Hyderabad: The next time the thought of upgrading the smartphone to its newer version comes up, you could just ignore it as getting it repaired would not just save some money but also the planet.
For every phone or SMS or email conversation done, or for every audio or video uploaded or downloaded, or for every game played, there is a data centre to facilitate it. This centre with a lot of servers (hardware) utilises huge amounts of electricity and generates a lot of heat.
Technology giants like Google, Facebook, Amazon and Microsoft among others have large data centres providing software services on the smartphone.
According to a latest study, smartphones and data centres would prove to be the most damaging by 2040. The research ‘Assessing ICT global emissions footprint: Trends to 2040 and recommendations’ by Mc Master University found that the information and communication technology (ICT) industry would account for as much as 14 per cent of the total global carbon footprint by 2040 when it represented just 1 per cent in 2007, and has already tripled.

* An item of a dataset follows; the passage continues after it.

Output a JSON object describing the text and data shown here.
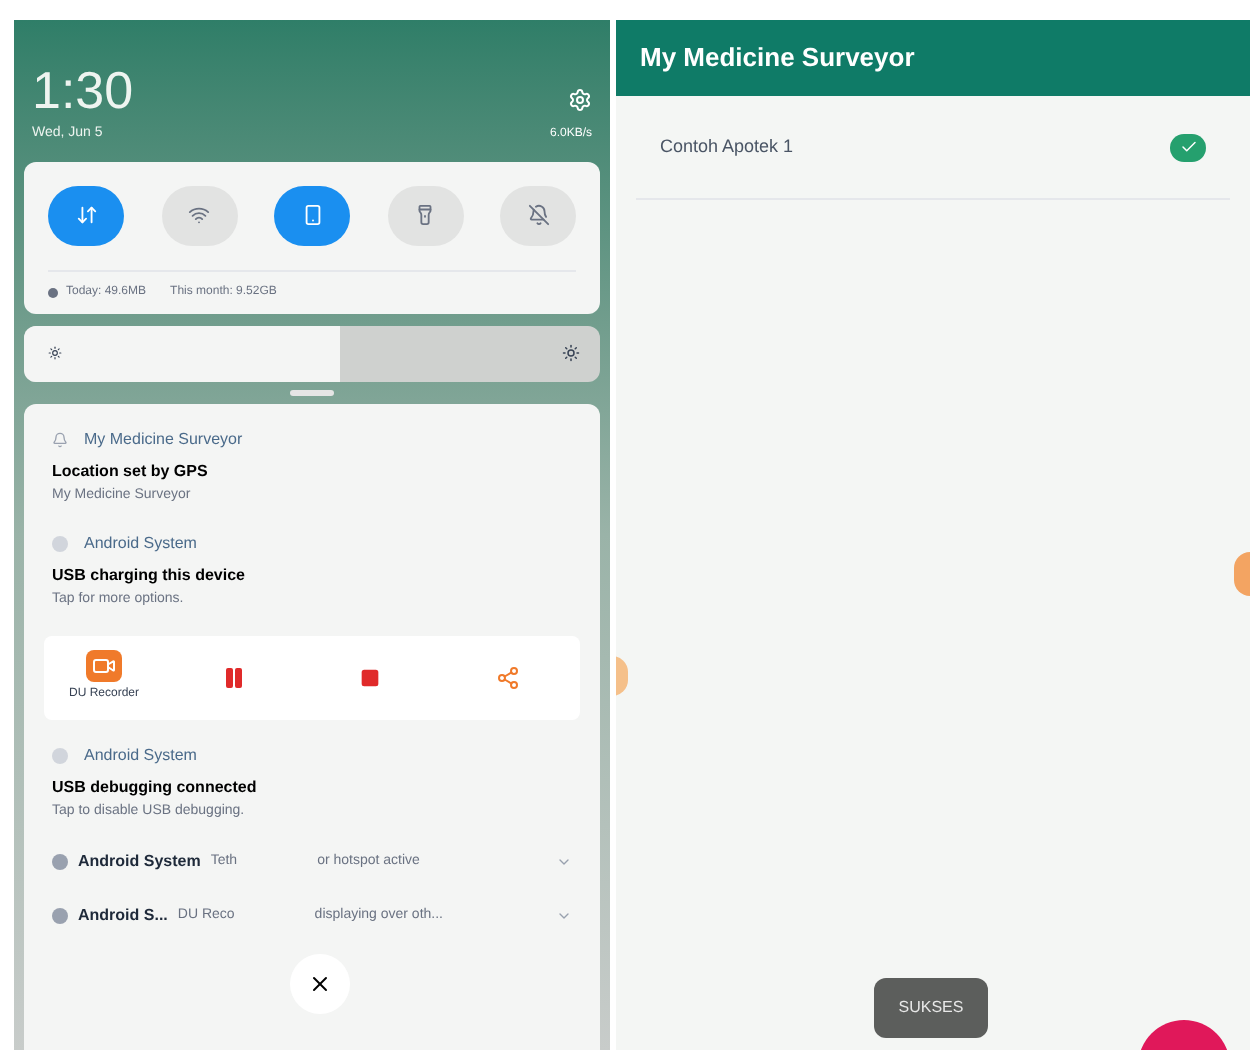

Even though there is a shift from big computers and large screens to small ones, the overall impact of PCs, laptops, monitors, smartphones and serv-ers cause more damage to environment. Energy consumption of a smartphone is going to be more than that of PCs and laptops. Though their operation do not require much energy, most of their emission impact come from making of the phone.
According to Cyber Media Research, smart phone penetration in India is going to increase by 45 per cent towards 2018 end, when it is currently 42.2 per cent.
“Consumerism is one of the main causes for increasing carbon footprints. Today one might say, save trees, conserve water, which are medication to repair a damaged situation. Consumerism is a disease and is root cause for this increasing contribution of ICT to carbon footprint,” said environmentalist Kaajal Maheshwari.
Experts said it is a vicious circle because some of these new features were already there since long. “It is their business model to sell their phone and do not care where the e-waste is dumped. It is up to human beings to realise what is happening instead of being carried away by status that phones offer,” said Ms Maheshwari...